#### Data extract
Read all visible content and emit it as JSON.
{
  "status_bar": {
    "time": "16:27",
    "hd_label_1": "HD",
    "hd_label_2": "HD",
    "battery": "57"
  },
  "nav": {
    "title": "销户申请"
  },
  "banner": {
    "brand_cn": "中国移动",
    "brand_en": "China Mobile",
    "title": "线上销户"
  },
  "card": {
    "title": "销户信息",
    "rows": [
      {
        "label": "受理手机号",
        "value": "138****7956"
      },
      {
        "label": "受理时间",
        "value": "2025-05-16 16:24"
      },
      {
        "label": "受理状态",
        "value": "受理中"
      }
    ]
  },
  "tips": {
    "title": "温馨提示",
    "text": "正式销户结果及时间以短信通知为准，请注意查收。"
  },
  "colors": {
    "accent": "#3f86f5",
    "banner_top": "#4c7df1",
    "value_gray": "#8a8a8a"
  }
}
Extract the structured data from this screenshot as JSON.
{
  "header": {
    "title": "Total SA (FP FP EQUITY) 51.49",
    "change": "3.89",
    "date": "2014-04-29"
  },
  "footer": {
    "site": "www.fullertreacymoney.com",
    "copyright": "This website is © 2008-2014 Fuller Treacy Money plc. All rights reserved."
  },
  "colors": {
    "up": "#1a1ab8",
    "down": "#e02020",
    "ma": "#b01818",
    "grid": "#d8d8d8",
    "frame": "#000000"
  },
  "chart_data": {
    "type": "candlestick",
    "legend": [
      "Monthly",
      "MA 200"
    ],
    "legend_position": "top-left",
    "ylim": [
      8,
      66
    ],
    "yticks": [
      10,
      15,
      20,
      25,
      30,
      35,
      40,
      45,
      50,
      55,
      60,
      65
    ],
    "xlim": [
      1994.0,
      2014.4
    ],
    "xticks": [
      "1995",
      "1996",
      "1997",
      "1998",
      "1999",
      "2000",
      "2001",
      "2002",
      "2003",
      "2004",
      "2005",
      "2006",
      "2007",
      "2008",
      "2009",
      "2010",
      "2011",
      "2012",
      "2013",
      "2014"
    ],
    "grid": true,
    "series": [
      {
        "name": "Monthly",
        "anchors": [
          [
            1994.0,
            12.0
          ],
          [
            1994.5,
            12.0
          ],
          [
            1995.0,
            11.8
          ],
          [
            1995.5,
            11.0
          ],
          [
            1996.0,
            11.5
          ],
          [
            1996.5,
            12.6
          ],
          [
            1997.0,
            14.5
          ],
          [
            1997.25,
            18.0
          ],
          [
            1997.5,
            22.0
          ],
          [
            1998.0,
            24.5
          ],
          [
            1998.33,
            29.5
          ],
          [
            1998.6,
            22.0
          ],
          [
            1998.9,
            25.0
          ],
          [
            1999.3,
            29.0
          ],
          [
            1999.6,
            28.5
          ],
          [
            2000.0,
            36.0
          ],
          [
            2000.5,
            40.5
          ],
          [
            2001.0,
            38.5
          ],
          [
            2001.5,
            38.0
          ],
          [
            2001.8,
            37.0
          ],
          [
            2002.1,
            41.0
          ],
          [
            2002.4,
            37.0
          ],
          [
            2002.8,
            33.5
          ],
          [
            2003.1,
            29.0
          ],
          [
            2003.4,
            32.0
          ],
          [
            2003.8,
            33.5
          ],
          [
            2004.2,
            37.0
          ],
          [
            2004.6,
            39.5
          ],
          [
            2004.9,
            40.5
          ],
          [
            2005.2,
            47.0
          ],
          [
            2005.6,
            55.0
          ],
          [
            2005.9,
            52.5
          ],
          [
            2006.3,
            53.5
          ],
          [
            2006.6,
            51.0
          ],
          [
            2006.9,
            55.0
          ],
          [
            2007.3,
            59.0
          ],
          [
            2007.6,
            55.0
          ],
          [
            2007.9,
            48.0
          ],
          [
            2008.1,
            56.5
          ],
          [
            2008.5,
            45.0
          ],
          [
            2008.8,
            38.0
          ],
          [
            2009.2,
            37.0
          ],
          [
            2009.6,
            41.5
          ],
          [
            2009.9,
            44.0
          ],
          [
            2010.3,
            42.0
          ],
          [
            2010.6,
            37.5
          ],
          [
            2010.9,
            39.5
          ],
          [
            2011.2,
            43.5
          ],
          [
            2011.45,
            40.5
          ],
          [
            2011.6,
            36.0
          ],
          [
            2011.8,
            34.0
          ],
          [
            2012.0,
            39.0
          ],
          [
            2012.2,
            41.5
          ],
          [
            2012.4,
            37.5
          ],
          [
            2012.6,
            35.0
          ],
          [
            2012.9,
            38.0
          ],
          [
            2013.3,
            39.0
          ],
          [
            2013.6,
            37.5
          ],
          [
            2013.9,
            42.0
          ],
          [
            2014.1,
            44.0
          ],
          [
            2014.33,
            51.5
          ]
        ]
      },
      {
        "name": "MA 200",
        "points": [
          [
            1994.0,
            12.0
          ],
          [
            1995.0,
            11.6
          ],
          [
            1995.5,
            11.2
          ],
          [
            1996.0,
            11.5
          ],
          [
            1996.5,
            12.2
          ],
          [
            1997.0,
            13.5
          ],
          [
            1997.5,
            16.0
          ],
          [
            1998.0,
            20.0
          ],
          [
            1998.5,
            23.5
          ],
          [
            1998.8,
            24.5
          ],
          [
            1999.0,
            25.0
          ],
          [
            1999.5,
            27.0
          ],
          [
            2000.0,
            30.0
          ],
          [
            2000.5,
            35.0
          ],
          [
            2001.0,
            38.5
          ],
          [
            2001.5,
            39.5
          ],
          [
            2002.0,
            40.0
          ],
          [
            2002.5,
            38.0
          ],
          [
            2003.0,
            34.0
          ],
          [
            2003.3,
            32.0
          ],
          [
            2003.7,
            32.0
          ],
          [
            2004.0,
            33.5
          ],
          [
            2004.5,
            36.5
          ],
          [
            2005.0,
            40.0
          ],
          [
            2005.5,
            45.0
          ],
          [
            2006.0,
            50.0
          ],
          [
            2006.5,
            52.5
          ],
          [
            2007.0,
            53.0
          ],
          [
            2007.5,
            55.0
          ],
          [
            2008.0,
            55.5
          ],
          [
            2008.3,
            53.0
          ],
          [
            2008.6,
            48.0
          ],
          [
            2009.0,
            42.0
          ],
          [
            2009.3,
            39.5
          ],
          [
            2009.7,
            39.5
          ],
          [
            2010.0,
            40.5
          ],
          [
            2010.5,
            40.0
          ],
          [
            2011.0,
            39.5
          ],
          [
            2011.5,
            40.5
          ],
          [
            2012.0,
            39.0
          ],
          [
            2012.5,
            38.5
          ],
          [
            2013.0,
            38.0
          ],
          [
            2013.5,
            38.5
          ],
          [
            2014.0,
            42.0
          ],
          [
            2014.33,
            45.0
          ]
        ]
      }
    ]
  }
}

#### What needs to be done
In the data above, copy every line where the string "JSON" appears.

#### The completed task
Read all visible content and emit it as JSON.
Extract the structured data from this screenshot as JSON.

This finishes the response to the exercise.